Fuchs Heterochromic Iridocyclitis
Fuchs Heterochromic Iridocyclitis or sometimes called Fuchs’ heterochromic uveitis (FHU) is a chronic, longstanding mild form of anterior uveitis. It is of unknown cause and most of the time it affects one eye in young adult.
Unlike other uveitis, this disease can be asymptomatic for many years with no redness or eye pain and can be diagnosed accidentally during routine eye examination. Patient can seek medical attention due to its complications which we will discuss later.
In Slit Lamp Examination
1- Mild anterior chamber activity.
2- Cells deposition on the endothelial layer of the cornea. These cells are called Keratic Precipitates. This deposition is diffuse, white, small and all over the layer.
3- Unlike other form of uveitis, posterior synechia is absence.
4- With Gonioscopy, there will be fine blood vessels that bridge the angle. These are not abnormal neovascularization. These blood vessels can bleed during cataract surgery.
Complications of Fuchs Heterochromic Iridocyclitis
There is diffuse iris atrophy which will cause iris Heterochromia. The affected eye is either hypochomic (lighter) or hyperchromic (darker). Brown and green iris will appear lighter than the normal eye while blue iris will appear darker than the normal eye.
2- Vitreous opacities
Occur in the anterior part of the vitreous and can cause eye floaters which sometimes can be very annoying for the patients can require either steroid medication or Vitrectomy surgery.
It is a common presentation and can be the main complain of the patient. It causes gradual loss of vision. It can be treated with cataract surgery.
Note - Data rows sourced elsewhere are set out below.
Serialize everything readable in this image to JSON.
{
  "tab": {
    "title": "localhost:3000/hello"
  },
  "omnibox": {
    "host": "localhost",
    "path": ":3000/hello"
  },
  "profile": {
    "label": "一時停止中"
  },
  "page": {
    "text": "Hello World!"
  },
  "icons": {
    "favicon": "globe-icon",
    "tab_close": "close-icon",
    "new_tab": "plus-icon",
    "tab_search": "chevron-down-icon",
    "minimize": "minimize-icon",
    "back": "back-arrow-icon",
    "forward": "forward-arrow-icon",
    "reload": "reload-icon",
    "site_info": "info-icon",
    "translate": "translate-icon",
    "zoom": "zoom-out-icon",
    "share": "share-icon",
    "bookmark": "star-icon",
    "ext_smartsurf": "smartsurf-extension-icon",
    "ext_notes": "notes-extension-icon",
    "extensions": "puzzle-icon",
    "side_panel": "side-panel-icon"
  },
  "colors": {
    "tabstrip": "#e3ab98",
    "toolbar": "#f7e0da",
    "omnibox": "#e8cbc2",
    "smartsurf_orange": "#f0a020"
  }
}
These patients have a higher incidence of mild anterior chamber bleeding during surgery.
This is a late complication and as we know, this disease is asymptomatic until later stage so it would be very helpful for these patients to have regular follow up